Problem to work on:
Copy only the lines from the one with "Serialize everything readable" through the end of the records, exactly as they stand. No pictures belong in the copy.

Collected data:

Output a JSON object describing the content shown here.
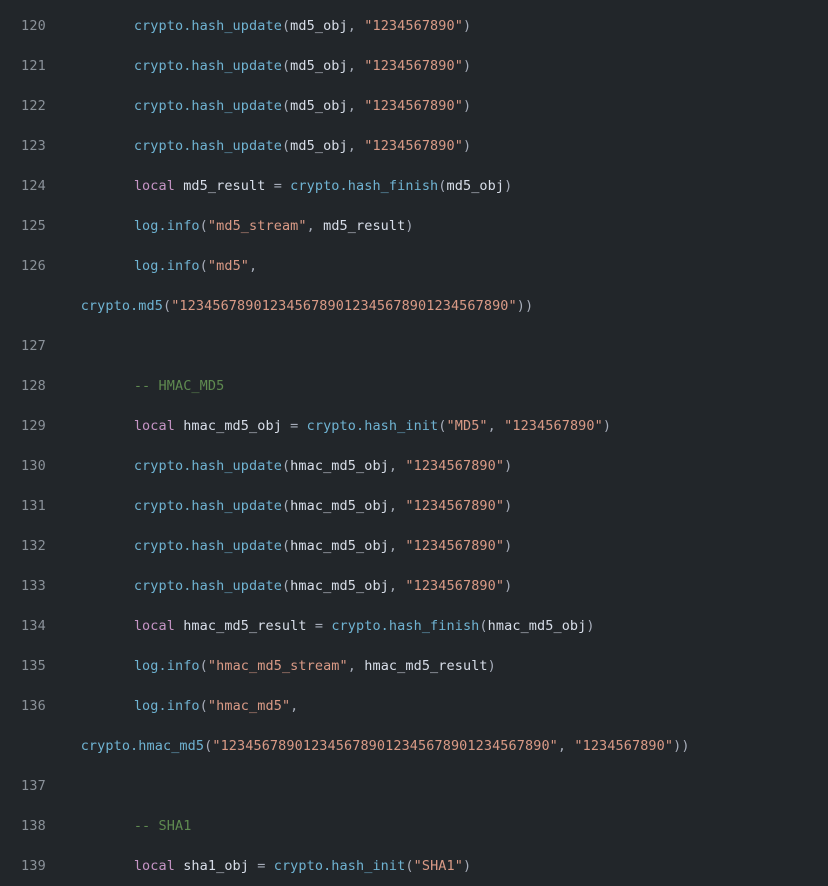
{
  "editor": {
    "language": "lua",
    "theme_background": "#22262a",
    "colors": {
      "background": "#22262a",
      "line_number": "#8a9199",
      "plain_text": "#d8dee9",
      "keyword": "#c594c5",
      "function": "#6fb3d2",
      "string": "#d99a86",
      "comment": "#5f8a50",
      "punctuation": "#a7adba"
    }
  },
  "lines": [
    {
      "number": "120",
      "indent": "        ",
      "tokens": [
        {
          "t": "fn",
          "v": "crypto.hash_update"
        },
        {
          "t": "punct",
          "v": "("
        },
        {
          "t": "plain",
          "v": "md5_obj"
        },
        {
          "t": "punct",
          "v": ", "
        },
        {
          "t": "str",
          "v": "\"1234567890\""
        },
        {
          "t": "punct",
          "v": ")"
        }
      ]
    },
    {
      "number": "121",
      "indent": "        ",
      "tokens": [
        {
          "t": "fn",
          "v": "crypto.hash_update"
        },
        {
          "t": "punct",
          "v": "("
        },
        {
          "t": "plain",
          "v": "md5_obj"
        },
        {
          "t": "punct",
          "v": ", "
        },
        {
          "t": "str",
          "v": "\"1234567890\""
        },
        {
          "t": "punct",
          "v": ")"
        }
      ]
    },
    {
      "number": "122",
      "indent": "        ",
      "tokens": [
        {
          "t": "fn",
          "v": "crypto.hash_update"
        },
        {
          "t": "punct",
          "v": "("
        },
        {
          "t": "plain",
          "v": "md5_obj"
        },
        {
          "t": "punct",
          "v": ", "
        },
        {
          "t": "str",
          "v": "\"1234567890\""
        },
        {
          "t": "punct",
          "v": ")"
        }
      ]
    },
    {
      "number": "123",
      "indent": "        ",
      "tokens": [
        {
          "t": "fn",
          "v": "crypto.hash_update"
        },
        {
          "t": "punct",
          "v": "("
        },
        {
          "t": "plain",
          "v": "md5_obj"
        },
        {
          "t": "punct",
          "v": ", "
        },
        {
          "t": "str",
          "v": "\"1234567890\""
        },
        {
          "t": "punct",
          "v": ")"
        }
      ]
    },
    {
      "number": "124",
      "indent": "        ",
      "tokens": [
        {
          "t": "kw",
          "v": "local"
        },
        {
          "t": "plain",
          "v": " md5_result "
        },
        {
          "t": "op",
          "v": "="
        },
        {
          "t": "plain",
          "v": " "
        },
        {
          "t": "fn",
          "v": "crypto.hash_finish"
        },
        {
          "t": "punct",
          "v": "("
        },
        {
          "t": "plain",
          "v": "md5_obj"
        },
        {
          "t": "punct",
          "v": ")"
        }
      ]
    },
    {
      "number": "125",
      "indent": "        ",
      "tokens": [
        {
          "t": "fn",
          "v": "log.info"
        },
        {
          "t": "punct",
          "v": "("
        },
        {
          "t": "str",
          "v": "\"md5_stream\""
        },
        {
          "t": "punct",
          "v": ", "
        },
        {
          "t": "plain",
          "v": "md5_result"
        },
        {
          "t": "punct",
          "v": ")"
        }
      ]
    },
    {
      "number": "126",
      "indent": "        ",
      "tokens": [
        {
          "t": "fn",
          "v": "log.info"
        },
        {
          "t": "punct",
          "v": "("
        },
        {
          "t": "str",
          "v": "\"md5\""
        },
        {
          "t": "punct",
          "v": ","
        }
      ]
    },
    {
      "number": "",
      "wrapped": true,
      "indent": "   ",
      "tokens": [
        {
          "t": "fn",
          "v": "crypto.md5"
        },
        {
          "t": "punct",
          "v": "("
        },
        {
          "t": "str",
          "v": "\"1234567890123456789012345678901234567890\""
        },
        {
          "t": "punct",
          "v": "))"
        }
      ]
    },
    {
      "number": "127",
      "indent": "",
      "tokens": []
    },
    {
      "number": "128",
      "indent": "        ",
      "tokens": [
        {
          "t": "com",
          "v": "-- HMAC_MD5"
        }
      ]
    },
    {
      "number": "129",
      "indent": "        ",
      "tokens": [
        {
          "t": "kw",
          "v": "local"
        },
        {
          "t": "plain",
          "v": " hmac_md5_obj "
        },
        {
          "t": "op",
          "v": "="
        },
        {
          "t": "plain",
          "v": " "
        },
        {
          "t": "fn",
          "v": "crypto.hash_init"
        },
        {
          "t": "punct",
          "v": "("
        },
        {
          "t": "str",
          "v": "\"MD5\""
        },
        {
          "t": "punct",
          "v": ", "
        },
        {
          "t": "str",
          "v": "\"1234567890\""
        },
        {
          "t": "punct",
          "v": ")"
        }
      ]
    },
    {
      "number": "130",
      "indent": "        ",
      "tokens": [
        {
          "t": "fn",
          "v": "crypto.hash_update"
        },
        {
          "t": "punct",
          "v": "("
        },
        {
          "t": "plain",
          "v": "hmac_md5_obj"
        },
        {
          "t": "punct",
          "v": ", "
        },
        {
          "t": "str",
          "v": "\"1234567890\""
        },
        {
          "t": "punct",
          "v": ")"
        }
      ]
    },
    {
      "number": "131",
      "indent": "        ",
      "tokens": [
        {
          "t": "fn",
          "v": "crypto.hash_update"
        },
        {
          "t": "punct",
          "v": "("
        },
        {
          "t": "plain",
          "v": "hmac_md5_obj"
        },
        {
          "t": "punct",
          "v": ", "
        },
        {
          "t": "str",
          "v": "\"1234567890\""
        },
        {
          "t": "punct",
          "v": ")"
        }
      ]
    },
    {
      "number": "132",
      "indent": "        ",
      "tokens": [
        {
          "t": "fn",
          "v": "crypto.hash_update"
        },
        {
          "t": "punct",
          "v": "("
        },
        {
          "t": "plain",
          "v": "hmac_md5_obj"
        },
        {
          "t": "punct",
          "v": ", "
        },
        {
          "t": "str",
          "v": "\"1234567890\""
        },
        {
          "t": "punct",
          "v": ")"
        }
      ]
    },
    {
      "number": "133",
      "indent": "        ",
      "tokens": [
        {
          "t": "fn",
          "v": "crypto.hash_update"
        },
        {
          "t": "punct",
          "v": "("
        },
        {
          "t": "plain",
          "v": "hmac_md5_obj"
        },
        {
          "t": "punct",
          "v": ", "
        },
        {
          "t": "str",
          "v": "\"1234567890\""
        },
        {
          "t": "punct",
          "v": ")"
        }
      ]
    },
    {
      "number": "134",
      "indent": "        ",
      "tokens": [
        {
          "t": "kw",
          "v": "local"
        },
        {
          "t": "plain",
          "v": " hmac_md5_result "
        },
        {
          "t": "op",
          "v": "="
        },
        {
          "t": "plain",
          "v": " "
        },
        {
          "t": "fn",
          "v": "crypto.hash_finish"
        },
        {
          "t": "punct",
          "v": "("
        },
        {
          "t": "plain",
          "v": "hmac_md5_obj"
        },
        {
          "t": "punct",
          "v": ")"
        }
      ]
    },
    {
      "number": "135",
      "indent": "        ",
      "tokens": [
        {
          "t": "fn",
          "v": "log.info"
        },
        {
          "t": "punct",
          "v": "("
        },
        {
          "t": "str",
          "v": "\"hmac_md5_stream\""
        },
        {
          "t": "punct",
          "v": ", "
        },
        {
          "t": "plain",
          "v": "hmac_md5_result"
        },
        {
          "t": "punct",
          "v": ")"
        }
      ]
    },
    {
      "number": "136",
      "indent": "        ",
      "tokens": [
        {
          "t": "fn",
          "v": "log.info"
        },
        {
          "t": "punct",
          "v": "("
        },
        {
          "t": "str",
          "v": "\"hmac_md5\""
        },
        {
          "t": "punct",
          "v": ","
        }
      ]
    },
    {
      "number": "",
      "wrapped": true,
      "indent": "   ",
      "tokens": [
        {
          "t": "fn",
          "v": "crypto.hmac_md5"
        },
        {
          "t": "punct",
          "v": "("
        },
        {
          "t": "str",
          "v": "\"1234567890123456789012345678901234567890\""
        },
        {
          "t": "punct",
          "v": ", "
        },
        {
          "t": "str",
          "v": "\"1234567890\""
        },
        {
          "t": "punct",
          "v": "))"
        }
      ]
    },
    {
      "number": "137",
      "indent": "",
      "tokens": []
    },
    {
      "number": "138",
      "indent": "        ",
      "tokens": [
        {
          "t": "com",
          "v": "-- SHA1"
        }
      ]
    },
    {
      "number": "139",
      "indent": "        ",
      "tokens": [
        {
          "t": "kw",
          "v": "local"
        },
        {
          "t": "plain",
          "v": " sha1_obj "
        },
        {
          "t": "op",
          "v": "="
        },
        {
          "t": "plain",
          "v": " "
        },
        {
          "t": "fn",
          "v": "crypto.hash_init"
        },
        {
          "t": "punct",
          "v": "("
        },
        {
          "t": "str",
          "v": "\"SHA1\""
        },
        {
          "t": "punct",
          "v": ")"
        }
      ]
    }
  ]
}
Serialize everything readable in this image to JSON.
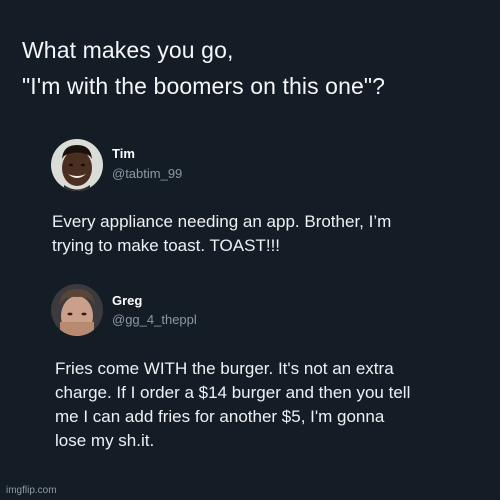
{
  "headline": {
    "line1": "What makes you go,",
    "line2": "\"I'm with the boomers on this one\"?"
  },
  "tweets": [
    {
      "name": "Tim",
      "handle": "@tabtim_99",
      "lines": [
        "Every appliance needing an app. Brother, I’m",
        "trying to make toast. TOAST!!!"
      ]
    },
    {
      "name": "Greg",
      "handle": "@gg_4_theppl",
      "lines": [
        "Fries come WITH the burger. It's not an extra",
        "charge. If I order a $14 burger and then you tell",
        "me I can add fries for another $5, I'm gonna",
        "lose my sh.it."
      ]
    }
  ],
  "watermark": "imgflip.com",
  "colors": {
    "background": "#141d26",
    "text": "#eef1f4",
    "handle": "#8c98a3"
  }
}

Result of the exercise:
Serialize everything readable in this image to JSON.
{
  "headline": {
    "line1": "What makes you go,",
    "line2": "\"I'm with the boomers on this one\"?"
  },
  "tweets": [
    {
      "name": "Tim",
      "handle": "@tabtim_99",
      "lines": [
        "Every appliance needing an app. Brother, I’m",
        "trying to make toast. TOAST!!!"
      ]
    },
    {
      "name": "Greg",
      "handle": "@gg_4_theppl",
      "lines": [
        "Fries come WITH the burger. It's not an extra",
        "charge. If I order a $14 burger and then you tell",
        "me I can add fries for another $5, I'm gonna",
        "lose my sh.it."
      ]
    }
  ],
  "watermark": "imgflip.com",
  "colors": {
    "background": "#141d26",
    "text": "#eef1f4",
    "handle": "#8c98a3"
  }
}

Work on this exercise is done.